━━━━━ DATA FOR THIS EXERCISE ━━━━━
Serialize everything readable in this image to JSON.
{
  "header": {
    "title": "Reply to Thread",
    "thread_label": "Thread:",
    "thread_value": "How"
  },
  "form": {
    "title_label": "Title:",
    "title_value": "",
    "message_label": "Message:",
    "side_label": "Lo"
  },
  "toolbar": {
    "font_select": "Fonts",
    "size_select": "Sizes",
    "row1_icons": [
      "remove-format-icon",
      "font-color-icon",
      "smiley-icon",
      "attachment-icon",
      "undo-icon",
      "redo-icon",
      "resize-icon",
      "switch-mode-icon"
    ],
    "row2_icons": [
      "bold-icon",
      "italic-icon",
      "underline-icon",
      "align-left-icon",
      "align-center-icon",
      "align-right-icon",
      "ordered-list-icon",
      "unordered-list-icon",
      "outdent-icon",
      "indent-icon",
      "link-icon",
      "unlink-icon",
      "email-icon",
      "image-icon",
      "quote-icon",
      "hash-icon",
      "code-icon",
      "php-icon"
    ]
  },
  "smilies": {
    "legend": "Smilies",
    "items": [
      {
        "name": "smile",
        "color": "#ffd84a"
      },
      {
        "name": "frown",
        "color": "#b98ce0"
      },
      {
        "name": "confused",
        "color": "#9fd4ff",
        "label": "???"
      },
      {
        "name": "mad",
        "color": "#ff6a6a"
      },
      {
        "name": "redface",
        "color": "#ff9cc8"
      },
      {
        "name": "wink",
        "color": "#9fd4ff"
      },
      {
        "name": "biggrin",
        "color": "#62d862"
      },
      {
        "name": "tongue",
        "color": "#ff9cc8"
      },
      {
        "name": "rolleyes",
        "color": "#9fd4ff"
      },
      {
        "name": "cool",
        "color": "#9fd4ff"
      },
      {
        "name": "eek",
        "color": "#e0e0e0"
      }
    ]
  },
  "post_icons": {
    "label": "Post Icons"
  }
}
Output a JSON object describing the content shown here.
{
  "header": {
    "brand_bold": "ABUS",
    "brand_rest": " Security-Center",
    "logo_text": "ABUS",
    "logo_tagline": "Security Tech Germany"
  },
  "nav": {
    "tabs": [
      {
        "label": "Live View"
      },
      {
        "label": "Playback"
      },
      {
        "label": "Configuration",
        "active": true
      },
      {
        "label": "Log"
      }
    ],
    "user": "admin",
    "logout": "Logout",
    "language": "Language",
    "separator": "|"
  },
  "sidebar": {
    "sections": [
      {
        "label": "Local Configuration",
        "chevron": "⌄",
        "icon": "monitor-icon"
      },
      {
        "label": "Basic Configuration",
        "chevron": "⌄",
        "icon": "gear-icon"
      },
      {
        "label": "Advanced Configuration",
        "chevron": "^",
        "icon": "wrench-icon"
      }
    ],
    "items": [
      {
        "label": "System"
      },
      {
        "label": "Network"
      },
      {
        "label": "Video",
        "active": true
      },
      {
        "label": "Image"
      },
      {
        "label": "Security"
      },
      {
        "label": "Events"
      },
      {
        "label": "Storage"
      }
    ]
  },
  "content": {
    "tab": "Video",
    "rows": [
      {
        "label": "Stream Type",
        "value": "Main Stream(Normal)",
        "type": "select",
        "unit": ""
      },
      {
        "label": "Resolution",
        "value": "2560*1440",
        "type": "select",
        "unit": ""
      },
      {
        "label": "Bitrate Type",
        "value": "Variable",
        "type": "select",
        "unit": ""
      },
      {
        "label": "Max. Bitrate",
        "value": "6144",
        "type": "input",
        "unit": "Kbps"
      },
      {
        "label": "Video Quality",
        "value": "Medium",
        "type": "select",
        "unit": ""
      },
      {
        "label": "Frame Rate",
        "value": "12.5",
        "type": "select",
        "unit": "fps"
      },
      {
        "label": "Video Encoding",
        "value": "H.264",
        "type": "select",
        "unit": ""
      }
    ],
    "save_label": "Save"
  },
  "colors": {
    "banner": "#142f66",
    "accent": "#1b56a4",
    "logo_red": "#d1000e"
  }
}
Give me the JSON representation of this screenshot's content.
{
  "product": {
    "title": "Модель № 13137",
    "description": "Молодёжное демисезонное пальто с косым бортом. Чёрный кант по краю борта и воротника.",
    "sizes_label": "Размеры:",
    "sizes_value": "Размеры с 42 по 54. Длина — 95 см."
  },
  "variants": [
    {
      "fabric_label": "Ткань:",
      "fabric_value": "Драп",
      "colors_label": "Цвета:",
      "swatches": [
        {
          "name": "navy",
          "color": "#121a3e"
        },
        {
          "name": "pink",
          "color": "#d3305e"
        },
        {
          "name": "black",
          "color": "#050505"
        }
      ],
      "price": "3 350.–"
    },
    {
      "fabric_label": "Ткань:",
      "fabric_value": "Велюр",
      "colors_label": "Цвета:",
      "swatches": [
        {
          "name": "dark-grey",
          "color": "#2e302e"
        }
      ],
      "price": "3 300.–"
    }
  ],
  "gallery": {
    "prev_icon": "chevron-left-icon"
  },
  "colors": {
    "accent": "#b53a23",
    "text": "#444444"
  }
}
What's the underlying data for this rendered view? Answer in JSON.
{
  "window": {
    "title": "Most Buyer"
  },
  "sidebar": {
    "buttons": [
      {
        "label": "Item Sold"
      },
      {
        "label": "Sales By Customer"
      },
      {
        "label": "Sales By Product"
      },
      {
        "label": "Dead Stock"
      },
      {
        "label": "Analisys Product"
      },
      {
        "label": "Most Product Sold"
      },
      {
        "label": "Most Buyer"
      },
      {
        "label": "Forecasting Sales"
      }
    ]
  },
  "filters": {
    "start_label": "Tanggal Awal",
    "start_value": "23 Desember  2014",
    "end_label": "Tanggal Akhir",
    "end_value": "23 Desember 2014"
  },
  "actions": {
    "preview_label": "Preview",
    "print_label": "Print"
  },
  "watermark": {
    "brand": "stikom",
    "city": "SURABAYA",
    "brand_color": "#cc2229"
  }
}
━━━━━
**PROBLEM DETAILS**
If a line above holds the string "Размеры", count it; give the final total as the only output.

**RESPONSE BELOW**
2